Reproduce all of the data exactly, with no line skipped.
○ ○ ○ ○ ○ ○ ○
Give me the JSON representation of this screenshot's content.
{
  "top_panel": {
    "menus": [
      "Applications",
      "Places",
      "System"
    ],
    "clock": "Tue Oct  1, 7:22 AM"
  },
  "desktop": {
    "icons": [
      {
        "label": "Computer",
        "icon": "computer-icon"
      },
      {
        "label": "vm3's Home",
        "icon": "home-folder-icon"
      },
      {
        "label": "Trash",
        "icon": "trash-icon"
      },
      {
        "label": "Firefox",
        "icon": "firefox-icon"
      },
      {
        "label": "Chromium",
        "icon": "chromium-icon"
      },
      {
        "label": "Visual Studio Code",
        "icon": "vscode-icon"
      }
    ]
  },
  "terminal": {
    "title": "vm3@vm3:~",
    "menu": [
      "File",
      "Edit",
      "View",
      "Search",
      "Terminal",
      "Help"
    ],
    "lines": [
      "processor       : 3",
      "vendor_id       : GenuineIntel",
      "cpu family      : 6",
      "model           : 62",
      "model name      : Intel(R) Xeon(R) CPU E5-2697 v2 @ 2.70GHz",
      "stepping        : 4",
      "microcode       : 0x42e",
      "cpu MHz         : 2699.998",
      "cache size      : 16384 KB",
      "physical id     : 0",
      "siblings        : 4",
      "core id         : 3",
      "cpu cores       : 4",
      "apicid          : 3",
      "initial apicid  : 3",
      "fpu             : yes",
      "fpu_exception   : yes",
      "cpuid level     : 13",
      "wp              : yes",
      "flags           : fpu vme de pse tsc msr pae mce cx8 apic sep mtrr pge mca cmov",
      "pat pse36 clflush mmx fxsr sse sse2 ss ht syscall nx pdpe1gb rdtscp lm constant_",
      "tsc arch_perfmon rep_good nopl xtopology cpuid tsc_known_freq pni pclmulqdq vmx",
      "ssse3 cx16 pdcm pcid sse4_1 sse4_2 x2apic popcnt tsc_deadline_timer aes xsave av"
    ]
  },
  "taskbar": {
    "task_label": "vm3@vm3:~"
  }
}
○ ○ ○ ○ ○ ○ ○
**ANSWER TO THIS TASK**
Give me the JSON representation of this screenshot's content.
{
  "top_panel": {
    "menus": [
      "Applications",
      "Places",
      "System"
    ],
    "clock": "Tue Oct  1, 7:22 AM"
  },
  "desktop": {
    "icons": [
      {
        "label": "Computer",
        "icon": "computer-icon"
      },
      {
        "label": "vm3's Home",
        "icon": "home-folder-icon"
      },
      {
        "label": "Trash",
        "icon": "trash-icon"
      },
      {
        "label": "Firefox",
        "icon": "firefox-icon"
      },
      {
        "label": "Chromium",
        "icon": "chromium-icon"
      },
      {
        "label": "Visual Studio Code",
        "icon": "vscode-icon"
      }
    ]
  },
  "terminal": {
    "title": "vm3@vm3:~",
    "menu": [
      "File",
      "Edit",
      "View",
      "Search",
      "Terminal",
      "Help"
    ],
    "lines": [
      "processor       : 3",
      "vendor_id       : GenuineIntel",
      "cpu family      : 6",
      "model           : 62",
      "model name      : Intel(R) Xeon(R) CPU E5-2697 v2 @ 2.70GHz",
      "stepping        : 4",
      "microcode       : 0x42e",
      "cpu MHz         : 2699.998",
      "cache size      : 16384 KB",
      "physical id     : 0",
      "siblings        : 4",
      "core id         : 3",
      "cpu cores       : 4",
      "apicid          : 3",
      "initial apicid  : 3",
      "fpu             : yes",
      "fpu_exception   : yes",
      "cpuid level     : 13",
      "wp              : yes",
      "flags           : fpu vme de pse tsc msr pae mce cx8 apic sep mtrr pge mca cmov",
      "pat pse36 clflush mmx fxsr sse sse2 ss ht syscall nx pdpe1gb rdtscp lm constant_",
      "tsc arch_perfmon rep_good nopl xtopology cpuid tsc_known_freq pni pclmulqdq vmx",
      "ssse3 cx16 pdcm pcid sse4_1 sse4_2 x2apic popcnt tsc_deadline_timer aes xsave av"
    ]
  },
  "taskbar": {
    "task_label": "vm3@vm3:~"
  }
}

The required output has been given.